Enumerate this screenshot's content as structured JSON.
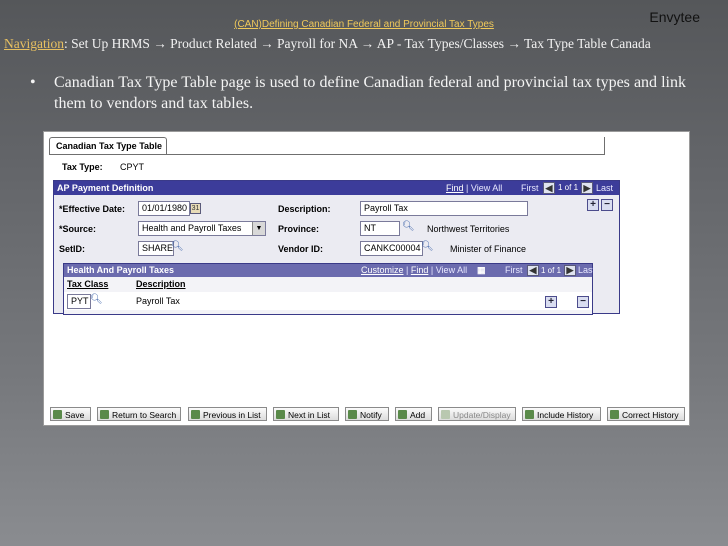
{
  "slide": {
    "title": "(CAN)Defining Canadian Federal and Provincial Tax Types",
    "brand": "Envytee",
    "navigation_label": "Navigation",
    "navigation_path": ": Set Up HRMS → Product Related → Payroll for NA → AP - Tax Types/Classes → Tax Type Table Canada",
    "bullet": "Canadian Tax Type Table page is used to define Canadian federal and provincial tax types and link them to vendors and tax tables."
  },
  "page": {
    "tab_label": "Canadian Tax Type Table",
    "tax_type_label": "Tax Type:",
    "tax_type_value": "CPYT",
    "panel": {
      "title": "AP Payment Definition",
      "find": "Find",
      "view_all": "View All",
      "first": "First",
      "count": "1 of 1",
      "last": "Last",
      "effective_date_label": "*Effective Date:",
      "effective_date_value": "01/01/1980",
      "source_label": "*Source:",
      "source_value": "Health and Payroll Taxes",
      "setid_label": "SetID:",
      "setid_value": "SHARE",
      "description_label": "Description:",
      "description_value": "Payroll Tax",
      "province_label": "Province:",
      "province_value": "NT",
      "province_desc": "Northwest Territories",
      "vendor_label": "Vendor ID:",
      "vendor_value": "CANKC00004",
      "vendor_desc": "Minister of Finance"
    },
    "subpanel": {
      "title": "Health And Payroll Taxes",
      "customize": "Customize",
      "find": "Find",
      "view_all": "View All",
      "first": "First",
      "count": "1 of 1",
      "last": "Last",
      "col_tax_class": "Tax Class",
      "col_description": "Description",
      "row_tax_class": "PYT",
      "row_description": "Payroll Tax"
    },
    "toolbar": {
      "save": "Save",
      "return_to_search": "Return to Search",
      "previous_in_list": "Previous in List",
      "next_in_list": "Next in List",
      "notify": "Notify",
      "add": "Add",
      "update_display": "Update/Display",
      "include_history": "Include History",
      "correct_history": "Correct History"
    }
  }
}
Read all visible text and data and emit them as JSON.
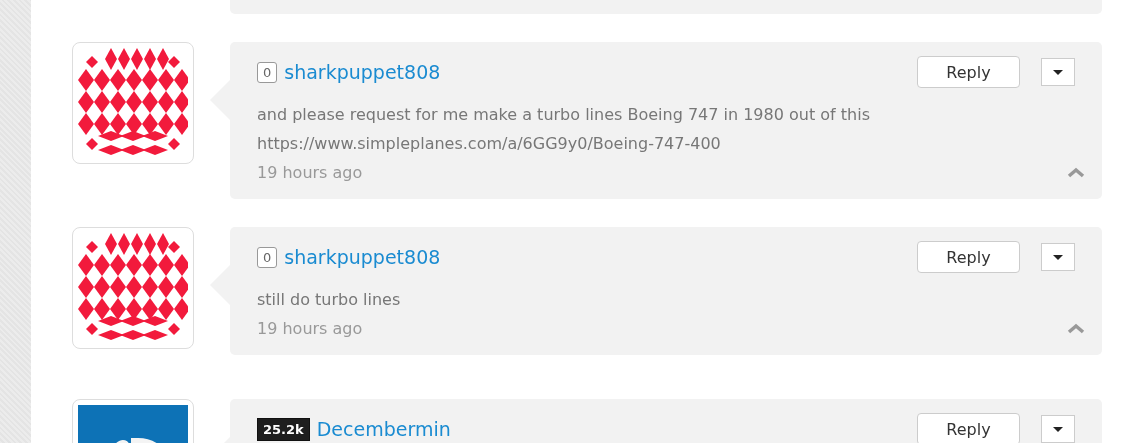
{
  "comments": [
    {
      "avatar": {
        "kind": "identicon"
      },
      "badge": {
        "kind": "plain",
        "text": "0"
      },
      "username": "sharkpuppet808",
      "text": "and please request for me make a turbo lines Boeing 747 in 1980 out of this\nhttps://www.simpleplanes.com/a/6GG9y0/Boeing-747-400",
      "time": "19 hours ago",
      "reply": "Reply",
      "collapsible": true
    },
    {
      "avatar": {
        "kind": "identicon"
      },
      "badge": {
        "kind": "plain",
        "text": "0"
      },
      "username": "sharkpuppet808",
      "text": "still do turbo lines",
      "time": "19 hours ago",
      "reply": "Reply",
      "collapsible": true
    },
    {
      "avatar": {
        "kind": "logo"
      },
      "badge": {
        "kind": "dark",
        "text": "25.2k"
      },
      "username": "Decembermin",
      "reply": "Reply"
    }
  ]
}
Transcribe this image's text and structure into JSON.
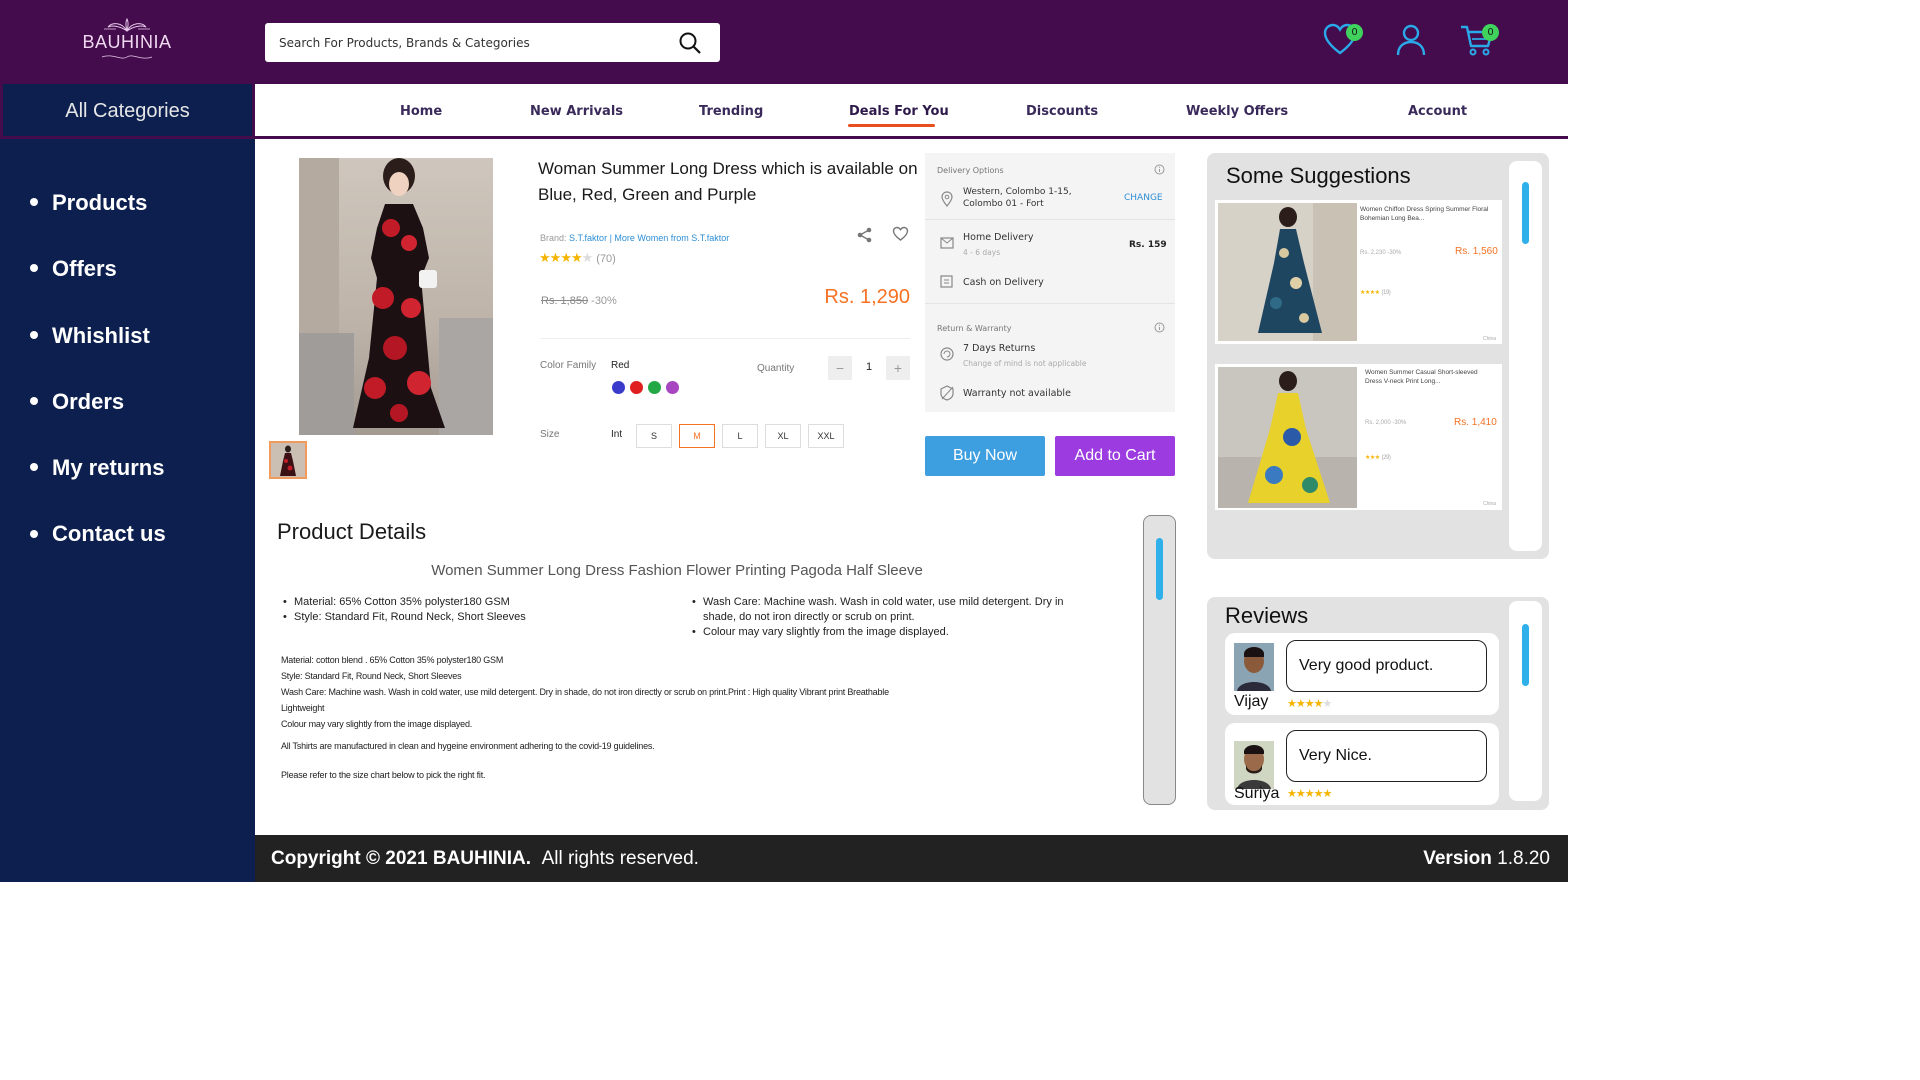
{
  "header": {
    "logo_text": "BAUHINIA",
    "search_placeholder": "Search For Products, Brands & Categories",
    "wishlist_count": "0",
    "cart_count": "0"
  },
  "categories_title": "All Categories",
  "nav": {
    "items": [
      "Home",
      "New Arrivals",
      "Trending",
      "Deals For You",
      "Discounts",
      "Weekly Offers",
      "Account"
    ],
    "active": "Deals For You",
    "accent": "#e84f1e"
  },
  "sidebar": {
    "items": [
      "Products",
      "Offers",
      "Whishlist",
      "Orders",
      "My returns",
      "Contact us"
    ]
  },
  "product": {
    "title": "Woman Summer Long Dress which is available on Blue, Red, Green and Purple",
    "brand_label": "Brand:",
    "brand": "S.T.faktor",
    "more_from": "| More Women from S.T.faktor",
    "rating": 4,
    "rating_count": "(70)",
    "old_price": "Rs. 1,850",
    "discount": "-30%",
    "price": "Rs. 1,290",
    "color_label": "Color Family",
    "color_value": "Red",
    "swatches": [
      "#3a3acb",
      "#e02020",
      "#22a845",
      "#a845c0"
    ],
    "quantity_label": "Quantity",
    "quantity": "1",
    "qty_minus": "−",
    "qty_plus": "+",
    "size_label": "Size",
    "size_system": "Int",
    "sizes": [
      "S",
      "M",
      "L",
      "XL",
      "XXL"
    ],
    "selected_size": "M"
  },
  "delivery": {
    "title": "Delivery Options",
    "address": "Western, Colombo 1-15, Colombo 01 - Fort",
    "change": "CHANGE",
    "home_delivery": "Home Delivery",
    "home_days": "4 - 6 days",
    "home_price": "Rs. 159",
    "cod": "Cash on Delivery",
    "return_title": "Return & Warranty",
    "returns": "7 Days Returns",
    "returns_note": "Change of mind is not applicable",
    "warranty": "Warranty not available"
  },
  "actions": {
    "buy_now": "Buy Now",
    "add_to_cart": "Add to Cart"
  },
  "details": {
    "heading": "Product Details",
    "subtitle": "Women Summer Long Dress Fashion Flower Printing Pagoda Half Sleeve",
    "left_bullets": [
      "Material: 65% Cotton 35% polyster180 GSM",
      "Style: Standard Fit, Round Neck, Short Sleeves"
    ],
    "right_bullets": [
      "Wash Care: Machine wash. Wash in cold water, use mild detergent. Dry in shade, do not iron directly or scrub on print.",
      "Colour may vary slightly from the image displayed."
    ],
    "lines": [
      "Material: cotton blend . 65% Cotton 35% polyster180 GSM",
      "Style: Standard Fit, Round Neck, Short Sleeves",
      "Wash Care: Machine wash. Wash in cold water, use mild detergent. Dry in shade, do not iron directly or scrub on print.Print : High quality Vibrant print Breathable",
      "Lightweight",
      "Colour may vary slightly from the image displayed."
    ],
    "note1": "All Tshirts are manufactured in clean and hygeine environment adhering to the covid-19 guidelines.",
    "note2": "Please refer to the size chart below to pick the right fit."
  },
  "suggestions": {
    "heading": "Some Suggestions",
    "items": [
      {
        "title": "Women Chiffon Dress Spring Summer Floral Bohemian Long Bea...",
        "old": "Rs. 2,230 -30%",
        "price": "Rs. 1,560",
        "stars": "★★★★",
        "count": "(19)",
        "origin": "China"
      },
      {
        "title": "Women Summer Casual Short-sleeved Dress V-neck Print Long...",
        "old": "Rs. 2,000 -30%",
        "price": "Rs. 1,410",
        "stars": "★★★",
        "count": "(29)",
        "origin": "China"
      }
    ]
  },
  "reviews": {
    "heading": "Reviews",
    "items": [
      {
        "name": "Vijay",
        "text": "Very good product.",
        "rating": 4
      },
      {
        "name": "Suriya",
        "text": "Very Nice.",
        "rating": 5
      }
    ]
  },
  "footer": {
    "copyright": "Copyright",
    "symbol": "©",
    "year": "2021",
    "brand": "BAUHINIA.",
    "rights": "All rights reserved.",
    "version_label": "Version",
    "version": "1.8.20"
  }
}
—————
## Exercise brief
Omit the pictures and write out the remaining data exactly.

## Task answer
Enumerate this screenshot's content as structured JSON.
{
  "slide": {
    "title": "(CAN)Defining Canadian Federal and Provincial Tax Types",
    "brand": "Envytee",
    "navigation_label": "Navigation",
    "navigation_path": ": Set Up HRMS → Product Related → Payroll for NA → AP - Tax Types/Classes → Tax Type Table Canada",
    "bullet": "Canadian Tax Type Table page is used to define Canadian federal and provincial tax types and link them to vendors and tax tables."
  },
  "page": {
    "tab_label": "Canadian Tax Type Table",
    "tax_type_label": "Tax Type:",
    "tax_type_value": "CPYT",
    "panel": {
      "title": "AP Payment Definition",
      "find": "Find",
      "view_all": "View All",
      "first": "First",
      "count": "1 of 1",
      "last": "Last",
      "effective_date_label": "*Effective Date:",
      "effective_date_value": "01/01/1980",
      "source_label": "*Source:",
      "source_value": "Health and Payroll Taxes",
      "setid_label": "SetID:",
      "setid_value": "SHARE",
      "description_label": "Description:",
      "description_value": "Payroll Tax",
      "province_label": "Province:",
      "province_value": "NT",
      "province_desc": "Northwest Territories",
      "vendor_label": "Vendor ID:",
      "vendor_value": "CANKC00004",
      "vendor_desc": "Minister of Finance"
    },
    "subpanel": {
      "title": "Health And Payroll Taxes",
      "customize": "Customize",
      "find": "Find",
      "view_all": "View All",
      "first": "First",
      "count": "1 of 1",
      "last": "Last",
      "col_tax_class": "Tax Class",
      "col_description": "Description",
      "row_tax_class": "PYT",
      "row_description": "Payroll Tax"
    },
    "toolbar": {
      "save": "Save",
      "return_to_search": "Return to Search",
      "previous_in_list": "Previous in List",
      "next_in_list": "Next in List",
      "notify": "Notify",
      "add": "Add",
      "update_display": "Update/Display",
      "include_history": "Include History",
      "correct_history": "Correct History"
    }
  }
}
Read all visible text and data and emit them as JSON.
{
  "comments": [
    {
      "avatar": {
        "kind": "identicon"
      },
      "badge": {
        "kind": "plain",
        "text": "0"
      },
      "username": "sharkpuppet808",
      "text": "and please request for me make a turbo lines Boeing 747 in 1980 out of this\nhttps://www.simpleplanes.com/a/6GG9y0/Boeing-747-400",
      "time": "19 hours ago",
      "reply": "Reply",
      "collapsible": true
    },
    {
      "avatar": {
        "kind": "identicon"
      },
      "badge": {
        "kind": "plain",
        "text": "0"
      },
      "username": "sharkpuppet808",
      "text": "still do turbo lines",
      "time": "19 hours ago",
      "reply": "Reply",
      "collapsible": true
    },
    {
      "avatar": {
        "kind": "logo"
      },
      "badge": {
        "kind": "dark",
        "text": "25.2k"
      },
      "username": "Decembermin",
      "reply": "Reply"
    }
  ]
}
Transcribe this image's text and structure into JSON.
{
  "header": {
    "logo_text": "BAUHINIA",
    "search_placeholder": "Search For Products, Brands & Categories",
    "wishlist_count": "0",
    "cart_count": "0"
  },
  "categories_title": "All Categories",
  "nav": {
    "items": [
      "Home",
      "New Arrivals",
      "Trending",
      "Deals For You",
      "Discounts",
      "Weekly Offers",
      "Account"
    ],
    "active": "Deals For You",
    "accent": "#e84f1e"
  },
  "sidebar": {
    "items": [
      "Products",
      "Offers",
      "Whishlist",
      "Orders",
      "My returns",
      "Contact us"
    ]
  },
  "product": {
    "title": "Woman Summer Long Dress which is available on Blue, Red, Green and Purple",
    "brand_label": "Brand:",
    "brand": "S.T.faktor",
    "more_from": "| More Women from S.T.faktor",
    "rating": 4,
    "rating_count": "(70)",
    "old_price": "Rs. 1,850",
    "discount": "-30%",
    "price": "Rs. 1,290",
    "color_label": "Color Family",
    "color_value": "Red",
    "swatches": [
      "#3a3acb",
      "#e02020",
      "#22a845",
      "#a845c0"
    ],
    "quantity_label": "Quantity",
    "quantity": "1",
    "qty_minus": "−",
    "qty_plus": "+",
    "size_label": "Size",
    "size_system": "Int",
    "sizes": [
      "S",
      "M",
      "L",
      "XL",
      "XXL"
    ],
    "selected_size": "M"
  },
  "delivery": {
    "title": "Delivery Options",
    "address": "Western, Colombo 1-15, Colombo 01 - Fort",
    "change": "CHANGE",
    "home_delivery": "Home Delivery",
    "home_days": "4 - 6 days",
    "home_price": "Rs. 159",
    "cod": "Cash on Delivery",
    "return_title": "Return & Warranty",
    "returns": "7 Days Returns",
    "returns_note": "Change of mind is not applicable",
    "warranty": "Warranty not available"
  },
  "actions": {
    "buy_now": "Buy Now",
    "add_to_cart": "Add to Cart"
  },
  "details": {
    "heading": "Product Details",
    "subtitle": "Women Summer Long Dress Fashion Flower Printing Pagoda Half Sleeve",
    "left_bullets": [
      "Material: 65% Cotton 35% polyster180 GSM",
      "Style: Standard Fit, Round Neck, Short Sleeves"
    ],
    "right_bullets": [
      "Wash Care: Machine wash. Wash in cold water, use mild detergent. Dry in shade, do not iron directly or scrub on print.",
      "Colour may vary slightly from the image displayed."
    ],
    "lines": [
      "Material: cotton blend . 65% Cotton 35% polyster180 GSM",
      "Style: Standard Fit, Round Neck, Short Sleeves",
      "Wash Care: Machine wash. Wash in cold water, use mild detergent. Dry in shade, do not iron directly or scrub on print.Print : High quality Vibrant print Breathable",
      "Lightweight",
      "Colour may vary slightly from the image displayed."
    ],
    "note1": "All Tshirts are manufactured in clean and hygeine environment adhering to the covid-19 guidelines.",
    "note2": "Please refer to the size chart below to pick the right fit."
  },
  "suggestions": {
    "heading": "Some Suggestions",
    "items": [
      {
        "title": "Women Chiffon Dress Spring Summer Floral Bohemian Long Bea...",
        "old": "Rs. 2,230 -30%",
        "price": "Rs. 1,560",
        "stars": "★★★★",
        "count": "(19)",
        "origin": "China"
      },
      {
        "title": "Women Summer Casual Short-sleeved Dress V-neck Print Long...",
        "old": "Rs. 2,000 -30%",
        "price": "Rs. 1,410",
        "stars": "★★★",
        "count": "(29)",
        "origin": "China"
      }
    ]
  },
  "reviews": {
    "heading": "Reviews",
    "items": [
      {
        "name": "Vijay",
        "text": "Very good product.",
        "rating": 4
      },
      {
        "name": "Suriya",
        "text": "Very Nice.",
        "rating": 5
      }
    ]
  },
  "footer": {
    "copyright": "Copyright",
    "symbol": "©",
    "year": "2021",
    "brand": "BAUHINIA.",
    "rights": "All rights reserved.",
    "version_label": "Version",
    "version": "1.8.20"
  }
}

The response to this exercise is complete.